Niq Mhlongo is the author of the celebrated "kwaito generation" novel Dog Eat Dog, which is culled from his and his friends' experiences growing up in Soweto and attending The University of Witwatersrand in Johannesburg. He writes, "The end of apartheid gave rise to this new, youthful and energetic generation that expresses itself through kwaito, Afro-pop and rap music as well as through poetry - hence I refer to it as the kwaito generation. This is the new national, hybrid generation that is united in a new kind of struggle: against Aids, poverty, xenophobia, unemployment, crime, etc."
Mzekezeke expounds on the genre of music that made him famous. Recorded at the Vaal Institute of Technology Fresher's Ball, March 12, 2005.
Mzekezeke (pron: "Mm-ZEH-geh-ZEH-geh) is the Unknown Comic of kwaito. His real identity is unknown as he is never seen in public without his signature balaclava mask and yellow overalls. Mzekezeke hails from Tembisa, north of Johannesburg. He began his career as a recurring guest on Johannesburg radio station YFM, making prank calls and poking fun at celebrities. Soon he was recording his own CDs, winning awards and appearing on television. He says he wears the mask to "represent the normal man in the street. I'm the voice for the voiceless. I represent the poor people of this country. I'm their voice. As you can see me now, hear me now, I'm talking. They are not here to talk to you. Because they are in the ghetto."
Zola gives reporter Sean Cole an African name.

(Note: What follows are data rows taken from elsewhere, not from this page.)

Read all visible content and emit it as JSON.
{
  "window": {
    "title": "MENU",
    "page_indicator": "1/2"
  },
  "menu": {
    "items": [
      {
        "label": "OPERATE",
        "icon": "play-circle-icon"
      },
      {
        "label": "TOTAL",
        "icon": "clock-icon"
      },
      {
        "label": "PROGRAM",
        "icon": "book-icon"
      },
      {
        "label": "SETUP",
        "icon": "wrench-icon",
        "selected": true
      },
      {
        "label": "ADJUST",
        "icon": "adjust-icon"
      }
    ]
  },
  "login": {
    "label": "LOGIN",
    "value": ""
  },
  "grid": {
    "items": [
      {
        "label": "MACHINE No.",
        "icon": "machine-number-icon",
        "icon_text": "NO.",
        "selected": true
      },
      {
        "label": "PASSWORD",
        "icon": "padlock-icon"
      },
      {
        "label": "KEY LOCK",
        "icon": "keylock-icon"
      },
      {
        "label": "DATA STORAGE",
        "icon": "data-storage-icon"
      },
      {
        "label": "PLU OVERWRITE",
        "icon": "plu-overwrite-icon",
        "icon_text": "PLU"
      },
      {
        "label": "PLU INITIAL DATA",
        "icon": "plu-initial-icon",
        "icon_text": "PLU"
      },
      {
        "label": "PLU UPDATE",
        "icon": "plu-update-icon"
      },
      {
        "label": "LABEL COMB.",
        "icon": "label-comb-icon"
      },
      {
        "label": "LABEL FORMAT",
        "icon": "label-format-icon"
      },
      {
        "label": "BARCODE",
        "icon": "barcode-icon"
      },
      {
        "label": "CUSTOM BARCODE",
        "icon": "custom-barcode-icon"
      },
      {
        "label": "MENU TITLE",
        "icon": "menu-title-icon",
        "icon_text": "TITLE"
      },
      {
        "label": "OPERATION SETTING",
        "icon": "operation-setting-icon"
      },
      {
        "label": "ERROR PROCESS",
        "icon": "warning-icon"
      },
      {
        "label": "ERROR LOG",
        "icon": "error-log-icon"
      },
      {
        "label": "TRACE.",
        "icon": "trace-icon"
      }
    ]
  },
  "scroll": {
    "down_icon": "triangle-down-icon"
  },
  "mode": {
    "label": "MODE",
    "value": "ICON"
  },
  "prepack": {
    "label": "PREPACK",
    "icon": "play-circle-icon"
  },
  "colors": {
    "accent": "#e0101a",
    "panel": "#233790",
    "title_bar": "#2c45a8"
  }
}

An extended free-style session with kwaito superstar Zola, his producer Thaso, Ghetto Ruff engineer Mpho Pholo (aka 37 MPH) and two of up-and-coming rappers Zola has taken under his wing, Tuks and Slice.
Zola - At a young age, Bonginkosi Dlamini was nicknamed Zola after the rough-and-tumble section of Soweto where he grew up. (It made sense, he says, since his uncle was nicknamed Soweto.) Years later he would become one of at least half a dozen kwaito stars to emerge from Zola, including kwaito pioneer Mdu Masilela and crossover sensation Mandoza (aka Mdu Tshabalala). Zola is probably the most popular kwaito artist in the country. His fame has been propelled by his hit reality TV show Zola 7 in which he travels around the country, and sometimes the continent, trying to solve people's problems and make their dreams come true. In 2005, he won the South African Music Association's Artist of the Year award. He is the owner of the music company Guluva Entertainment and a champion of younger performers whom he's helped into the industry. Lance Stehr of Ghetto Ruff records calls him the second biggest brand in the country next to Nelson Mandela.